Accounting Standards Update (ASU) No. 2014-09, Revenue from Contracts with Customers, requires companies following U.S. Generally Accepted Accounting Principles (GAAP) to use a principles-based approach for recognizing revenues from long-term contracts. Under the new guidance, companies must follow five steps when deciding how and when to recognize revenues:
1. Identify a contract with a customer.
2. Separate the contract’s commitments.
3. Determine the transaction price.
4. Allocate a price to each promise.
5. Recognize revenue when or as the company transfers the promised good or service to the customer, depending on the type of contract.
In some cases, the new guidance will result in earlier revenue recognition than in current practice. This is because the new standard will require companies to estimate the effects of sales incentives, discounts and warranties.
The new standard goes into effect for public companies next year. Private companies have a one-year reprieve.
The breadth of change that will be experienced from the new standard depends on the industry. Companies that currently follow specific industry-based guidance, such as software, real estate, asset management and wireless carrier companies, will feel the biggest changes. Nearly all companies will be affected by the expanded disclosure requirements.
Some companies that have already started the implementation process have found that it’s more challenging than they initially expected, especially if the company issues comparative statements. Reporting comparative results in accordance with the new standard requires a two-year head start to ensure all of the relevant data is accurately collected.
Reasons for procrastination
Why are so many companies dragging their feet? Reasons may include:
• Lack of funding or staff,
• Challenges interpreting the standard’s technical requirements, and
• Difficulty collecting data.
Many companies remain uncertain how to prepare their accounting systems and recordkeeping to accommodate the changes, even though the FASB has issued several amendments to help clarify the guidance. In addition, the AICPA’s FinREC has published industry-specific interpretive guidance to address specific implementation issues related to the revenue recognition standard.

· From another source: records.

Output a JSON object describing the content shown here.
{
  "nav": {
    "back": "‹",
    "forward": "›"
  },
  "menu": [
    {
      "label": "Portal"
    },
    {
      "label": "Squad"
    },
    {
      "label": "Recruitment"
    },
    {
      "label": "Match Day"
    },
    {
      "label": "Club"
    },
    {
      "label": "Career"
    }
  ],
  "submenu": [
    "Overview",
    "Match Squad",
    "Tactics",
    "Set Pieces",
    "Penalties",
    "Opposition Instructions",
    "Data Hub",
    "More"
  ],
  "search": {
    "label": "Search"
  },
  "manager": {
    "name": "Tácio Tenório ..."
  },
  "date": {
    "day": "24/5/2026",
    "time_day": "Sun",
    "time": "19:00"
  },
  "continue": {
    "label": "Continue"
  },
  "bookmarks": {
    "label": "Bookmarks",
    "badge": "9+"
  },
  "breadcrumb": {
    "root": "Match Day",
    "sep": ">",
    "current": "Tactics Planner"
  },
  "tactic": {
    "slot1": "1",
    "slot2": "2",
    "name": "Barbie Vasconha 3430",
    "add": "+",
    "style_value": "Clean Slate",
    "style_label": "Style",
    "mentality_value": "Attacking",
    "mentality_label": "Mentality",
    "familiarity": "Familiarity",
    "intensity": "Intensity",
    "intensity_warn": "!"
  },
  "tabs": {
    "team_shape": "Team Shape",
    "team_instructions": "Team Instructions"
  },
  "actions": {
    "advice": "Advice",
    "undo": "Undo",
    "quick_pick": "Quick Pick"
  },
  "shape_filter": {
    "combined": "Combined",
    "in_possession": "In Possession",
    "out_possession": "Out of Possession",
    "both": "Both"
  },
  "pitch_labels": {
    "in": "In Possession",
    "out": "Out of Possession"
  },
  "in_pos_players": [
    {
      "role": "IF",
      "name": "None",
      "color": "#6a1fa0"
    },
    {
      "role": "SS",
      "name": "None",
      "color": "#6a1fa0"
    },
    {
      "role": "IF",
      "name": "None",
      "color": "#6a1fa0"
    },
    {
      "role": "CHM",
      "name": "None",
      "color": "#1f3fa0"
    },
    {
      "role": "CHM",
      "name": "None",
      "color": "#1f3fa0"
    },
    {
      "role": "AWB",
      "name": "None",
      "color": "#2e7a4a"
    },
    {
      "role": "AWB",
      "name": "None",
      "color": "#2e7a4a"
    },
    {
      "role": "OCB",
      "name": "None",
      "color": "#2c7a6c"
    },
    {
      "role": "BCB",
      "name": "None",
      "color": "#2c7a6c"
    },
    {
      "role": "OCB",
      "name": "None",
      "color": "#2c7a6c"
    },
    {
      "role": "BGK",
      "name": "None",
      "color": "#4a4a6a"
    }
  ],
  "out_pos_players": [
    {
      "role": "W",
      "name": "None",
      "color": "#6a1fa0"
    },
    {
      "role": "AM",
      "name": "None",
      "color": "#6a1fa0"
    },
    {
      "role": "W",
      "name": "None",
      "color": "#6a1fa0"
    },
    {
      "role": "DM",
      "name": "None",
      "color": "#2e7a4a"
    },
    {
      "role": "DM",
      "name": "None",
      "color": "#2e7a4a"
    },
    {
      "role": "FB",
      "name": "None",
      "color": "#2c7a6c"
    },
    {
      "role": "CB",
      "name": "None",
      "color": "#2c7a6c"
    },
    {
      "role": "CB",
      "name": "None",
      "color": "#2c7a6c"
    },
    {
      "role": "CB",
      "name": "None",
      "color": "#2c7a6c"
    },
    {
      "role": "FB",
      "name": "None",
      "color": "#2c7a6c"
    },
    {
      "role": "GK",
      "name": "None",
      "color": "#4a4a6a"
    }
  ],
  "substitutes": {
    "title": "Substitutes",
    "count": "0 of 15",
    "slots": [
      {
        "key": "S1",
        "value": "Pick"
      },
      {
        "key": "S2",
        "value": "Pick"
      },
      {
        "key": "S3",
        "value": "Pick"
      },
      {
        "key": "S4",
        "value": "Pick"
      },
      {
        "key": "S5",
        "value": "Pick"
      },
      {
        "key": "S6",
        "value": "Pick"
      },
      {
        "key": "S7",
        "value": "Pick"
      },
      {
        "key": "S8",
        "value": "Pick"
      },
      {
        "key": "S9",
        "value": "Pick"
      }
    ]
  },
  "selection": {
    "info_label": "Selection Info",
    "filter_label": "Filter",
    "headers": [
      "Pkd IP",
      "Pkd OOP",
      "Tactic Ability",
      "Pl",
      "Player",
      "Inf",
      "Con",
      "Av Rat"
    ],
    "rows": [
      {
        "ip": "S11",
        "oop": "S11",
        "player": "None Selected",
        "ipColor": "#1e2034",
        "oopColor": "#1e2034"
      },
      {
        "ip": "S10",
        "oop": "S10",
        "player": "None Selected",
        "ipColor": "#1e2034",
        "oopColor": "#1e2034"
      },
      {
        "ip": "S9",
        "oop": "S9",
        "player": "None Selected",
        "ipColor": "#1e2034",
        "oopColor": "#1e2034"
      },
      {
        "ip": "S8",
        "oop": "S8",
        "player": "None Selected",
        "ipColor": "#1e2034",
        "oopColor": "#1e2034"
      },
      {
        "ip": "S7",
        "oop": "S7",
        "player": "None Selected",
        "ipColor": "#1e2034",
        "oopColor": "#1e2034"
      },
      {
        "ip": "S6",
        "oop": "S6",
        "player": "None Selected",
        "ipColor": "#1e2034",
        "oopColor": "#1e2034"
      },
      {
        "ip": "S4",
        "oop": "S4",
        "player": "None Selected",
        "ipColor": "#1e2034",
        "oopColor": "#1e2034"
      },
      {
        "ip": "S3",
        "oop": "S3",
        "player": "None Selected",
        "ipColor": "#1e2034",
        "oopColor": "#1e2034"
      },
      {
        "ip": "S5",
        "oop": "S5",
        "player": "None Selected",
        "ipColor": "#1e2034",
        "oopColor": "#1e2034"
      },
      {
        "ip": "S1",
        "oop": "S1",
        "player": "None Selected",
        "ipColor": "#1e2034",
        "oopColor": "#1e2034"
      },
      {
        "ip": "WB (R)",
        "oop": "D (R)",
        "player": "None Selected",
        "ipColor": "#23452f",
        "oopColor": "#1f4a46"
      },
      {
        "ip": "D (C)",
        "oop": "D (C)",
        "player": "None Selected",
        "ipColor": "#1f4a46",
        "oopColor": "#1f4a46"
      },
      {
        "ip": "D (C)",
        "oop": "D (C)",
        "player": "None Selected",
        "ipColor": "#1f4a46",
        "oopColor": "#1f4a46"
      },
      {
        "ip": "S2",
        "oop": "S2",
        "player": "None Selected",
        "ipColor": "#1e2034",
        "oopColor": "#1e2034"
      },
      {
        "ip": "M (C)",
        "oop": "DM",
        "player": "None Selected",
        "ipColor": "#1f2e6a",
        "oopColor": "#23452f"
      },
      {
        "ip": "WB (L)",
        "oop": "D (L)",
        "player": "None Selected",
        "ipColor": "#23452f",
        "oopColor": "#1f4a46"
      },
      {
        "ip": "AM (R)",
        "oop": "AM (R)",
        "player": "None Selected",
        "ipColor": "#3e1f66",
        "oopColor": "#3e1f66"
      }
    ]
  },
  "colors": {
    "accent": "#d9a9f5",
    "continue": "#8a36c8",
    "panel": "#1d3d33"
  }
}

We’ve already helped other companies start the implementation process — and we’re ready to help get you up to speed, too. Contact us for questions on how the new revenue recognition standard will impact your financial statements and accounting systems.